◆ **The records**:
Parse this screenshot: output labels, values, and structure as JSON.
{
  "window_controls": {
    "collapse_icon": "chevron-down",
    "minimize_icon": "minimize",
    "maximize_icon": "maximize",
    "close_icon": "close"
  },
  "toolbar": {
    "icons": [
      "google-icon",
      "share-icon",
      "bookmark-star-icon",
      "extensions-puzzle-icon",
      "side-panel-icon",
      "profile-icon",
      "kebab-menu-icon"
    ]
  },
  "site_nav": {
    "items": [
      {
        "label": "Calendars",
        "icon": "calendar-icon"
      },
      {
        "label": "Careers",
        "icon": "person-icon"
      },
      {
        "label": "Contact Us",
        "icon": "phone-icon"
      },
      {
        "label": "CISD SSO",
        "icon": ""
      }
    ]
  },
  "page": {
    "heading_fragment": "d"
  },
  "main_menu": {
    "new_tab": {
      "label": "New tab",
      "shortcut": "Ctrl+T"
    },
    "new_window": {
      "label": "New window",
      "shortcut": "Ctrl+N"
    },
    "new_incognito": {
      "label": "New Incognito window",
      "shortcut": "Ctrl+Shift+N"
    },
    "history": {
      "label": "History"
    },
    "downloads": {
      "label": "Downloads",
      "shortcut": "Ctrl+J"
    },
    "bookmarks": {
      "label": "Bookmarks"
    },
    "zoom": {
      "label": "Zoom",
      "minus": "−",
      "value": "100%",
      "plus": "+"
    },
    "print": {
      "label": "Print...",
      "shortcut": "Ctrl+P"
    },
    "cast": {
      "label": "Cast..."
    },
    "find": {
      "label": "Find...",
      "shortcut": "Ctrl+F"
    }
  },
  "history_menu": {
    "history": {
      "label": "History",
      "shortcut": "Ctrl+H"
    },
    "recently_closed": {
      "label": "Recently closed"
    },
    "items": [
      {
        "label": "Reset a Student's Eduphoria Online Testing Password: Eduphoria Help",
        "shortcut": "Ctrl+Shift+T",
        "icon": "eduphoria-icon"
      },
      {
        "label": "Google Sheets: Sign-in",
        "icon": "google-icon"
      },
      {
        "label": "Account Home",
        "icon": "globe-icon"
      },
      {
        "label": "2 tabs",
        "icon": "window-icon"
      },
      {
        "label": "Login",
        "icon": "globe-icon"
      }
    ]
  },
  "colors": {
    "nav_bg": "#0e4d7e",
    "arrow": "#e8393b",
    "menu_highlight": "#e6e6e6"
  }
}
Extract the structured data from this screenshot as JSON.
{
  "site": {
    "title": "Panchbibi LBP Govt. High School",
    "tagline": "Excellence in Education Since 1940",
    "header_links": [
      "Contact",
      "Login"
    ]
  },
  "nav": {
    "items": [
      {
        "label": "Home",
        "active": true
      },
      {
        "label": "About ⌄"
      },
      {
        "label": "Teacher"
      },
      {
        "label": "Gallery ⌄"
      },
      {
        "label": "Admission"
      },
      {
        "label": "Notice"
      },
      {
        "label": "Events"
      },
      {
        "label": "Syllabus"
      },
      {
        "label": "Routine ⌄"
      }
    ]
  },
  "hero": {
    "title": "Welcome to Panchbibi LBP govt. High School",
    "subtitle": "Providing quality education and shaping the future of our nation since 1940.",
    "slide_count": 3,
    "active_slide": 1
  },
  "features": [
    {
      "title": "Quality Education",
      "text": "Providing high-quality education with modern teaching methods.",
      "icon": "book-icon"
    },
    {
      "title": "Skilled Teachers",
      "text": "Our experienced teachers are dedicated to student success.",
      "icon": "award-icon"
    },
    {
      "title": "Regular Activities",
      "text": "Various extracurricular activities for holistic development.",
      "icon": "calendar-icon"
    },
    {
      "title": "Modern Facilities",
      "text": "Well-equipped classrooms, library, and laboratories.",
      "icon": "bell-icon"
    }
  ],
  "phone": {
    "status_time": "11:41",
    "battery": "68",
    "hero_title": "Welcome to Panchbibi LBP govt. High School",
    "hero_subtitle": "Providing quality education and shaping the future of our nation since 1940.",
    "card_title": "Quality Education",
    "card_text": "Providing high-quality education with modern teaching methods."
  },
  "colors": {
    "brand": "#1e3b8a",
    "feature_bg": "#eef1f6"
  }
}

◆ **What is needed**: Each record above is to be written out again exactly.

◆ **Task solution**:
Parse this screenshot: output labels, values, and structure as JSON.
{
  "window_controls": {
    "collapse_icon": "chevron-down",
    "minimize_icon": "minimize",
    "maximize_icon": "maximize",
    "close_icon": "close"
  },
  "toolbar": {
    "icons": [
      "google-icon",
      "share-icon",
      "bookmark-star-icon",
      "extensions-puzzle-icon",
      "side-panel-icon",
      "profile-icon",
      "kebab-menu-icon"
    ]
  },
  "site_nav": {
    "items": [
      {
        "label": "Calendars",
        "icon": "calendar-icon"
      },
      {
        "label": "Careers",
        "icon": "person-icon"
      },
      {
        "label": "Contact Us",
        "icon": "phone-icon"
      },
      {
        "label": "CISD SSO",
        "icon": ""
      }
    ]
  },
  "page": {
    "heading_fragment": "d"
  },
  "main_menu": {
    "new_tab": {
      "label": "New tab",
      "shortcut": "Ctrl+T"
    },
    "new_window": {
      "label": "New window",
      "shortcut": "Ctrl+N"
    },
    "new_incognito": {
      "label": "New Incognito window",
      "shortcut": "Ctrl+Shift+N"
    },
    "history": {
      "label": "History"
    },
    "downloads": {
      "label": "Downloads",
      "shortcut": "Ctrl+J"
    },
    "bookmarks": {
      "label": "Bookmarks"
    },
    "zoom": {
      "label": "Zoom",
      "minus": "−",
      "value": "100%",
      "plus": "+"
    },
    "print": {
      "label": "Print...",
      "shortcut": "Ctrl+P"
    },
    "cast": {
      "label": "Cast..."
    },
    "find": {
      "label": "Find...",
      "shortcut": "Ctrl+F"
    }
  },
  "history_menu": {
    "history": {
      "label": "History",
      "shortcut": "Ctrl+H"
    },
    "recently_closed": {
      "label": "Recently closed"
    },
    "items": [
      {
        "label": "Reset a Student's Eduphoria Online Testing Password: Eduphoria Help",
        "shortcut": "Ctrl+Shift+T",
        "icon": "eduphoria-icon"
      },
      {
        "label": "Google Sheets: Sign-in",
        "icon": "google-icon"
      },
      {
        "label": "Account Home",
        "icon": "globe-icon"
      },
      {
        "label": "2 tabs",
        "icon": "window-icon"
      },
      {
        "label": "Login",
        "icon": "globe-icon"
      }
    ]
  },
  "colors": {
    "nav_bg": "#0e4d7e",
    "arrow": "#e8393b",
    "menu_highlight": "#e6e6e6"
  }
}
Extract the structured data from this screenshot as JSON.
{
  "site": {
    "title": "Panchbibi LBP Govt. High School",
    "tagline": "Excellence in Education Since 1940",
    "header_links": [
      "Contact",
      "Login"
    ]
  },
  "nav": {
    "items": [
      {
        "label": "Home",
        "active": true
      },
      {
        "label": "About ⌄"
      },
      {
        "label": "Teacher"
      },
      {
        "label": "Gallery ⌄"
      },
      {
        "label": "Admission"
      },
      {
        "label": "Notice"
      },
      {
        "label": "Events"
      },
      {
        "label": "Syllabus"
      },
      {
        "label": "Routine ⌄"
      }
    ]
  },
  "hero": {
    "title": "Welcome to Panchbibi LBP govt. High School",
    "subtitle": "Providing quality education and shaping the future of our nation since 1940.",
    "slide_count": 3,
    "active_slide": 1
  },
  "features": [
    {
      "title": "Quality Education",
      "text": "Providing high-quality education with modern teaching methods.",
      "icon": "book-icon"
    },
    {
      "title": "Skilled Teachers",
      "text": "Our experienced teachers are dedicated to student success.",
      "icon": "award-icon"
    },
    {
      "title": "Regular Activities",
      "text": "Various extracurricular activities for holistic development.",
      "icon": "calendar-icon"
    },
    {
      "title": "Modern Facilities",
      "text": "Well-equipped classrooms, library, and laboratories.",
      "icon": "bell-icon"
    }
  ],
  "phone": {
    "status_time": "11:41",
    "battery": "68",
    "hero_title": "Welcome to Panchbibi LBP govt. High School",
    "hero_subtitle": "Providing quality education and shaping the future of our nation since 1940.",
    "card_title": "Quality Education",
    "card_text": "Providing high-quality education with modern teaching methods."
  },
  "colors": {
    "brand": "#1e3b8a",
    "feature_bg": "#eef1f6"
  }
}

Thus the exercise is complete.